**WORK INSTRUCTIONS**
Each line of the listing is to be copied exactly.

**DATA SUPPLIED**
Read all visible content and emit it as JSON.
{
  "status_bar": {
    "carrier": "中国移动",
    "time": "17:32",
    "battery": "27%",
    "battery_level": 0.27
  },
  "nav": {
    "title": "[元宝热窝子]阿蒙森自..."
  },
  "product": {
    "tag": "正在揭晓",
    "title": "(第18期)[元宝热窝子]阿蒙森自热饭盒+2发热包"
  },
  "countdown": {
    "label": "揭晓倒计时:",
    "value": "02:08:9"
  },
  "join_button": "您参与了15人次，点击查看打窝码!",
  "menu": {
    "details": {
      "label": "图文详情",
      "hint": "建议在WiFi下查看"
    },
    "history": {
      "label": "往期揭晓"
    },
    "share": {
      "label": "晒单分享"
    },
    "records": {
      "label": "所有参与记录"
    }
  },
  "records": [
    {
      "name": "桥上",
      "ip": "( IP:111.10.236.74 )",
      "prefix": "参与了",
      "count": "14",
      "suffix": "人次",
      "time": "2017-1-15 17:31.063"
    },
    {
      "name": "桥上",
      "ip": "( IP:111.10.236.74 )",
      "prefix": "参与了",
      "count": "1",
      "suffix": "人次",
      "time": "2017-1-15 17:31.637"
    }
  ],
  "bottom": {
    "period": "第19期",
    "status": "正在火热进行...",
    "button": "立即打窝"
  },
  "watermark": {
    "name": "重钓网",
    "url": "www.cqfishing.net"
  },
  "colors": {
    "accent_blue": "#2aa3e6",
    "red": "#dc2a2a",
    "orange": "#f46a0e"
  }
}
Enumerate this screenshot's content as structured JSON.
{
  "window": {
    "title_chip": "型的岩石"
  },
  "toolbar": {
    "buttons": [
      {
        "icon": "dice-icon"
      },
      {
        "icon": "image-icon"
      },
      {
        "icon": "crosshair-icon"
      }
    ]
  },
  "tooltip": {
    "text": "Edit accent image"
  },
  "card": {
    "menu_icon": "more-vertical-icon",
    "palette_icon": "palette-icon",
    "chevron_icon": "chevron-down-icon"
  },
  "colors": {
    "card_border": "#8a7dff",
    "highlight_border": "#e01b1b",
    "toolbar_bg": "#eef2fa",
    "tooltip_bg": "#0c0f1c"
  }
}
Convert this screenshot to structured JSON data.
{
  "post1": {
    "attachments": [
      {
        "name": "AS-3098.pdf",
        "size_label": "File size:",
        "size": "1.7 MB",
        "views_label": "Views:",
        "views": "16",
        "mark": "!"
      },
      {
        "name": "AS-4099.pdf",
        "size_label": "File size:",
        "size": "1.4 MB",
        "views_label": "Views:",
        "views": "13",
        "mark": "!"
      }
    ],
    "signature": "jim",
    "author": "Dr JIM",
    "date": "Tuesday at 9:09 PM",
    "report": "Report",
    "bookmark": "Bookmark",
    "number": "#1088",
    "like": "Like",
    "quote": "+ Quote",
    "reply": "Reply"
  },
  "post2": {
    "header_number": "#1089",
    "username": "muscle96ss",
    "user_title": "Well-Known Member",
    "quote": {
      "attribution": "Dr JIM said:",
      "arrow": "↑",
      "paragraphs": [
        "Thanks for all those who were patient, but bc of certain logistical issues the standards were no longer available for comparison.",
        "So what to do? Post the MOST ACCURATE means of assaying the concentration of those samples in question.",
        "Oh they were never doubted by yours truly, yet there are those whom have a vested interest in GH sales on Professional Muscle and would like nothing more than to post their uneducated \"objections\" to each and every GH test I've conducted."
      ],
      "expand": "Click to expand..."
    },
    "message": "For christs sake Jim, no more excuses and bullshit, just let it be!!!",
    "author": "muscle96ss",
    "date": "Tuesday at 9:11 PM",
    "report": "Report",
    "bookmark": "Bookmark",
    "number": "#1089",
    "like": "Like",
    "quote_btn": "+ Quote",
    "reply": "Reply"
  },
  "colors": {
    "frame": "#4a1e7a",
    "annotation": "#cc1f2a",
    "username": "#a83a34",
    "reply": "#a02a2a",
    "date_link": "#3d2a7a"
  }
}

**RESPONSE TO THIS TASK**
Read all visible content and emit it as JSON.
{
  "status_bar": {
    "carrier": "中国移动",
    "time": "17:32",
    "battery": "27%",
    "battery_level": 0.27
  },
  "nav": {
    "title": "[元宝热窝子]阿蒙森自..."
  },
  "product": {
    "tag": "正在揭晓",
    "title": "(第18期)[元宝热窝子]阿蒙森自热饭盒+2发热包"
  },
  "countdown": {
    "label": "揭晓倒计时:",
    "value": "02:08:9"
  },
  "join_button": "您参与了15人次，点击查看打窝码!",
  "menu": {
    "details": {
      "label": "图文详情",
      "hint": "建议在WiFi下查看"
    },
    "history": {
      "label": "往期揭晓"
    },
    "share": {
      "label": "晒单分享"
    },
    "records": {
      "label": "所有参与记录"
    }
  },
  "records": [
    {
      "name": "桥上",
      "ip": "( IP:111.10.236.74 )",
      "prefix": "参与了",
      "count": "14",
      "suffix": "人次",
      "time": "2017-1-15 17:31.063"
    },
    {
      "name": "桥上",
      "ip": "( IP:111.10.236.74 )",
      "prefix": "参与了",
      "count": "1",
      "suffix": "人次",
      "time": "2017-1-15 17:31.637"
    }
  ],
  "bottom": {
    "period": "第19期",
    "status": "正在火热进行...",
    "button": "立即打窝"
  },
  "watermark": {
    "name": "重钓网",
    "url": "www.cqfishing.net"
  },
  "colors": {
    "accent_blue": "#2aa3e6",
    "red": "#dc2a2a",
    "orange": "#f46a0e"
  }
}
Enumerate this screenshot's content as structured JSON.
{
  "window": {
    "title_chip": "型的岩石"
  },
  "toolbar": {
    "buttons": [
      {
        "icon": "dice-icon"
      },
      {
        "icon": "image-icon"
      },
      {
        "icon": "crosshair-icon"
      }
    ]
  },
  "tooltip": {
    "text": "Edit accent image"
  },
  "card": {
    "menu_icon": "more-vertical-icon",
    "palette_icon": "palette-icon",
    "chevron_icon": "chevron-down-icon"
  },
  "colors": {
    "card_border": "#8a7dff",
    "highlight_border": "#e01b1b",
    "toolbar_bg": "#eef2fa",
    "tooltip_bg": "#0c0f1c"
  }
}
Convert this screenshot to structured JSON data.
{
  "post1": {
    "attachments": [
      {
        "name": "AS-3098.pdf",
        "size_label": "File size:",
        "size": "1.7 MB",
        "views_label": "Views:",
        "views": "16",
        "mark": "!"
      },
      {
        "name": "AS-4099.pdf",
        "size_label": "File size:",
        "size": "1.4 MB",
        "views_label": "Views:",
        "views": "13",
        "mark": "!"
      }
    ],
    "signature": "jim",
    "author": "Dr JIM",
    "date": "Tuesday at 9:09 PM",
    "report": "Report",
    "bookmark": "Bookmark",
    "number": "#1088",
    "like": "Like",
    "quote": "+ Quote",
    "reply": "Reply"
  },
  "post2": {
    "header_number": "#1089",
    "username": "muscle96ss",
    "user_title": "Well-Known Member",
    "quote": {
      "attribution": "Dr JIM said:",
      "arrow": "↑",
      "paragraphs": [
        "Thanks for all those who were patient, but bc of certain logistical issues the standards were no longer available for comparison.",
        "So what to do? Post the MOST ACCURATE means of assaying the concentration of those samples in question.",
        "Oh they were never doubted by yours truly, yet there are those whom have a vested interest in GH sales on Professional Muscle and would like nothing more than to post their uneducated \"objections\" to each and every GH test I've conducted."
      ],
      "expand": "Click to expand..."
    },
    "message": "For christs sake Jim, no more excuses and bullshit, just let it be!!!",
    "author": "muscle96ss",
    "date": "Tuesday at 9:11 PM",
    "report": "Report",
    "bookmark": "Bookmark",
    "number": "#1089",
    "like": "Like",
    "quote_btn": "+ Quote",
    "reply": "Reply"
  },
  "colors": {
    "frame": "#4a1e7a",
    "annotation": "#cc1f2a",
    "username": "#a83a34",
    "reply": "#a02a2a",
    "date_link": "#3d2a7a"
  }
}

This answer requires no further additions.